Me: Exactly! They don’t care what your name is! We know everyone’s name. Credit Unions are all about service to our members. And you may not be getting fees or be denied a loan today, but it could happen to you in the future. Will your Big Bank that doesn’t know your name help you then?
At this point the conversation deteriorated into me talking over anything FBIL said. My dad suggested he just give up and tell me he would switch his account to a credit union even he didn’t mean it just so we could change the subject.
I think there are a few key takeaways from my FBIL’s credit union education:
- Being a member of a credit union means being a thoughtful consumer. You aren’t just buying financial products or services based on marketing gimmicks or apathy for investing time into finding a financial institution with a social conscious. You are choosing to invest in a financial institution that cares about its members and will make decisions based on what is good for the membership as a whole, not just what is best for a few shareholders.
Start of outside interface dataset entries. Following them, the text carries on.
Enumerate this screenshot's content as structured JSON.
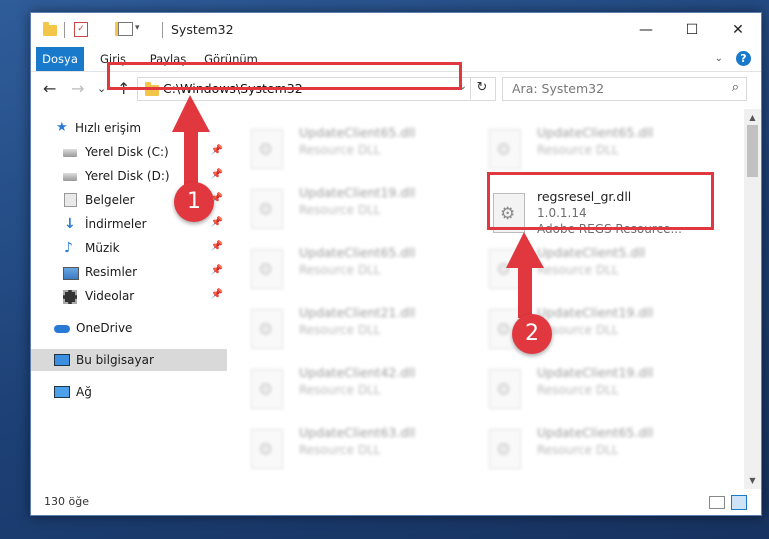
{
  "window": {
    "title": "System32",
    "controls": {
      "minimize": "—",
      "maximize": "☐",
      "close": "✕"
    }
  },
  "ribbon": {
    "tabs": [
      {
        "label": "Dosya",
        "active": true
      },
      {
        "label": "Giriş"
      },
      {
        "label": "Paylaş"
      },
      {
        "label": "Görünüm"
      }
    ],
    "help": "?"
  },
  "nav": {
    "back": "←",
    "forward": "→",
    "recent": "⌄",
    "up": "↑",
    "address": "C:\\Windows\\System32",
    "search_placeholder": "Ara: System32"
  },
  "sidebar": {
    "items": [
      {
        "label": "Hızlı erişim",
        "icon": "star-icon"
      },
      {
        "label": "Yerel Disk (C:)",
        "icon": "disk-icon",
        "pinned": true
      },
      {
        "label": "Yerel Disk (D:)",
        "icon": "disk-icon",
        "pinned": true
      },
      {
        "label": "Belgeler",
        "icon": "documents-icon",
        "pinned": true
      },
      {
        "label": "İndirmeler",
        "icon": "download-icon",
        "pinned": true
      },
      {
        "label": "Müzik",
        "icon": "music-icon",
        "pinned": true
      },
      {
        "label": "Resimler",
        "icon": "pictures-icon",
        "pinned": true
      },
      {
        "label": "Videolar",
        "icon": "videos-icon",
        "pinned": true
      },
      {
        "label": "OneDrive",
        "icon": "cloud-icon"
      },
      {
        "label": "Bu bilgisayar",
        "icon": "computer-icon",
        "selected": true
      },
      {
        "label": "Ağ",
        "icon": "network-icon"
      }
    ]
  },
  "files": [
    {
      "name": "UpdateClient65.dll",
      "type": "Resource DLL"
    },
    {
      "name": "UpdateClient65.dll",
      "type": "Resource DLL"
    },
    {
      "name": "UpdateClient19.dll",
      "type": "Resource DLL"
    },
    {
      "name": "regsresel_gr.dll",
      "version": "1.0.1.14",
      "description": "Adobe REGS Resource...",
      "highlighted": true
    },
    {
      "name": "UpdateClient65.dll",
      "type": "Resource DLL"
    },
    {
      "name": "UpdateClient5.dll",
      "type": "Resource DLL"
    },
    {
      "name": "UpdateClient21.dll",
      "type": "Resource DLL"
    },
    {
      "name": "UpdateClient19.dll",
      "type": "Resource DLL"
    },
    {
      "name": "UpdateClient42.dll",
      "type": "Resource DLL"
    },
    {
      "name": "UpdateClient19.dll",
      "type": "Resource DLL"
    },
    {
      "name": "UpdateClient63.dll",
      "type": "Resource DLL"
    },
    {
      "name": "UpdateClient65.dll",
      "type": "Resource DLL"
    }
  ],
  "status": {
    "item_count": "130 öğe"
  },
  "annotations": {
    "step1": "1",
    "step2": "2",
    "color": "#e0383e"
  },
  "colors": {
    "accent": "#1979ca",
    "highlight_box": "#e0383e"
  }
}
- A credit union can offer virtually all of the same products and services as a bank. We are fully functioning, technologically up-to-date financial institutions. Being a member of a credit union doesn’t mean missing out on the convenience of a bigger bank.
- Being a credit union member is a great way to support your local community. Because of their non-profit roots, credit unions generally are huge supporters of charitable efforts within their communities. For example, here at Casco FCU we actively participate in fundraising for our local food pantry year-round. We help host a free tax prep event every February. We participate in many local road races to raise funds for different causes. Not only do we help our community by providing low to no cost financial solutions, but our employees go above and beyond to help our communities outside of their financial needs, as well.
So if you aren’t already a part of a credit union, consider switching today! If I haven’t convinced you yet, I am always available for a good discussion about the credit union difference. Just know that I will not stop talking until you give in and agree with me. I am the Leslie Knope of credit unions, meaning that I love them almost as much as I love waffles.